In this spring, Asia University Museum of Modern Art organised “The Consciousness Flows Within” exhibiting from 18th of April to 18th of October. Initiated by Art Director Mei-Ling Lee and curated by our new Director Suying Weng, “The Consciousness Flows Within”combines “art” and “consciousness” with the psychodynamic theory proposed by psychoanalyst Sigmund Freud (1856-1939) as the curatorial concept. A total of 48 works by 14 female artists from home and aboard are invited to participated, including YUAN Jai (1941-), LEE Chung-Chung (1942-), Sophie CHANG (1944-), Jenny CHEN (1944-), Jun T. LAI (1953-), Ava Pao-shia HSUEH (1956-), Szumin KUO (1964-), ELENG Luluan (1968-), YEE I-Lann (Malaysia, 1971-), Haegue YANG (Korea, 1971-), Chiharu SHIOTA (Japan, 1972-), PENG Wei (China, 1974-), Joyce HO (1983-), and LIAO Chi-Yu (1986-).

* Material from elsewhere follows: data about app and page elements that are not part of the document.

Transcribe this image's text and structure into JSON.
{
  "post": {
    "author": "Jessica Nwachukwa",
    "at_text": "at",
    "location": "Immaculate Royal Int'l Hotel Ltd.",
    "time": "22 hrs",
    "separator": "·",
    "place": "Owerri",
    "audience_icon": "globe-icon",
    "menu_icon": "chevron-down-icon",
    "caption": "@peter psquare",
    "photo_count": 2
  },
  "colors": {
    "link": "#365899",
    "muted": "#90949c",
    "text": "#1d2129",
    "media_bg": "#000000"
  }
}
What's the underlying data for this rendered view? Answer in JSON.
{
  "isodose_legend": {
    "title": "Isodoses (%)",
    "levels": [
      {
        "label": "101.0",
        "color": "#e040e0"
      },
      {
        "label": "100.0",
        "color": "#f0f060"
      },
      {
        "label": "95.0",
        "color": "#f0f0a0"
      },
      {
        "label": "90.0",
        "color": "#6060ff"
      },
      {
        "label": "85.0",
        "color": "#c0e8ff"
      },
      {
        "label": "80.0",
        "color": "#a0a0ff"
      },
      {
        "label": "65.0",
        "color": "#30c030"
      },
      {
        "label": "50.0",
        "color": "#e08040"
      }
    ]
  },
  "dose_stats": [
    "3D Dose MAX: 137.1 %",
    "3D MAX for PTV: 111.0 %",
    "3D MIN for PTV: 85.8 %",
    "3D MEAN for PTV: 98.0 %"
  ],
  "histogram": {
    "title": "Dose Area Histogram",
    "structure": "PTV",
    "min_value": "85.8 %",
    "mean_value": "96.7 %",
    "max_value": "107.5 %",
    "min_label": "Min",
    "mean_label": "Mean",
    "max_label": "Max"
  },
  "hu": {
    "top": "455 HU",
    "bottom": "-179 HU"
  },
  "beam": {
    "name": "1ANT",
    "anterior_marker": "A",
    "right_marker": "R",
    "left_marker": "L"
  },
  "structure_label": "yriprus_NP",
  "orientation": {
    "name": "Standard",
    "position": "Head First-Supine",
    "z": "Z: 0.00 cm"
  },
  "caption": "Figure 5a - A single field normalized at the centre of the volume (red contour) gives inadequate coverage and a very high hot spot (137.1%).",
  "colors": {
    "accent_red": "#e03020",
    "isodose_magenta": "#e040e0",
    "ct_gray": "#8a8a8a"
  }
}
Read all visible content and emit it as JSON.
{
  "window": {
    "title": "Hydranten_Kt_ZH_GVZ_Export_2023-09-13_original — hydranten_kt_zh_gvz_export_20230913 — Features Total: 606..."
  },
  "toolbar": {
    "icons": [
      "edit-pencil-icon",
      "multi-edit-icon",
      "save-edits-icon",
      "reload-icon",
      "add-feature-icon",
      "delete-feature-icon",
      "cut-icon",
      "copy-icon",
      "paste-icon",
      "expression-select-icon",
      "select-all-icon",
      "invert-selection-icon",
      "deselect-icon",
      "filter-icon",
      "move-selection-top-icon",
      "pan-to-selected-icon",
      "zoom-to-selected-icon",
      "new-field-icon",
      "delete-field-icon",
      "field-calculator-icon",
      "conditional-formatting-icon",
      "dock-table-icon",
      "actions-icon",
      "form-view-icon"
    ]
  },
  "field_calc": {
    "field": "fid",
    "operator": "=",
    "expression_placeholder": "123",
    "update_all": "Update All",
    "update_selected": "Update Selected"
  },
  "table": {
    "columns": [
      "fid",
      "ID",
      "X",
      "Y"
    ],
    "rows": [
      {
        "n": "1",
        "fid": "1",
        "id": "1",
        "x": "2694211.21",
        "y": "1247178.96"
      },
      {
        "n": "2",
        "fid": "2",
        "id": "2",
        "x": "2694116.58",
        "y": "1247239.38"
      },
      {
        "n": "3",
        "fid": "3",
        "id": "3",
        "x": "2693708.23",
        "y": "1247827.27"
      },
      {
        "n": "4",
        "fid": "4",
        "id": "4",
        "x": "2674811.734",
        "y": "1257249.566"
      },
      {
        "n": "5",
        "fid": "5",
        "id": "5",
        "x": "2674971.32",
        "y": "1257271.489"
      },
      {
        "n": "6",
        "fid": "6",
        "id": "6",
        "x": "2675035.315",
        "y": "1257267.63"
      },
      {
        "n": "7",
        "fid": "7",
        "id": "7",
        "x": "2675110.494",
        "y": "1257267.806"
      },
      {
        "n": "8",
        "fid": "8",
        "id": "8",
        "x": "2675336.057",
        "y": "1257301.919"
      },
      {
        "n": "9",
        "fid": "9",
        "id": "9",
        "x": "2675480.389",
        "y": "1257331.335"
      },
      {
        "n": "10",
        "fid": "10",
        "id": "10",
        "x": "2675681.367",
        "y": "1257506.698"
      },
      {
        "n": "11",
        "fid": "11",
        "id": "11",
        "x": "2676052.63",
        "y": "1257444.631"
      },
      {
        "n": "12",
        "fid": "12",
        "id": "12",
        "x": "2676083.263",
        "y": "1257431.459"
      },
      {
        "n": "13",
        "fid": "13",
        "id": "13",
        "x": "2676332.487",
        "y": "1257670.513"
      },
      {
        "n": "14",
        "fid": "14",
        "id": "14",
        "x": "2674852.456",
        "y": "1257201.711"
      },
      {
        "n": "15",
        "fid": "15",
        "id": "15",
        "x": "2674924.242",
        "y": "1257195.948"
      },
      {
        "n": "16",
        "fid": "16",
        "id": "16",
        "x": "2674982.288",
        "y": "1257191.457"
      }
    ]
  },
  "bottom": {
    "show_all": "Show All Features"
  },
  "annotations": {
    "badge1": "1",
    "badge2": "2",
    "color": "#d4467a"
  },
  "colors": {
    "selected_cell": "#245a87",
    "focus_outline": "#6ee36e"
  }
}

The participating artists and their works are arranged in pairs and the entire exhibition areas are divided into six different units: Flowing with Nature, Trace the Source along the Flow, Sharp is the Writing, and Flowing is the Rhythm, Let It Flow Naturally, Green Floats and Red Flows and Flowing Tales of Antiquity. All groups are titled with the concept of “flow”, derived from different classical literature.Combined with theory and perspectives of the ID, ego, and superego, it investigates the creative concepts of individual female artists beneath their works while examines their flowing and shifting in between the three agents, providing a brand-new perspective to reinterpret the artworks as well as the ideas of the artists.
The flow of consciousness is like the creative consciousness of artists that has no standard, nor does it have a fixed amount or direction. The exhibition does not aim to provide an answer within but rather an opportunity for the audience to observe how female artists make their breakthroughs, turn the tides or integrate conditions of diverse aspects, and ultimately constitute the irreplaceable creative styles unique to their own to showcase the colourful appearances of works.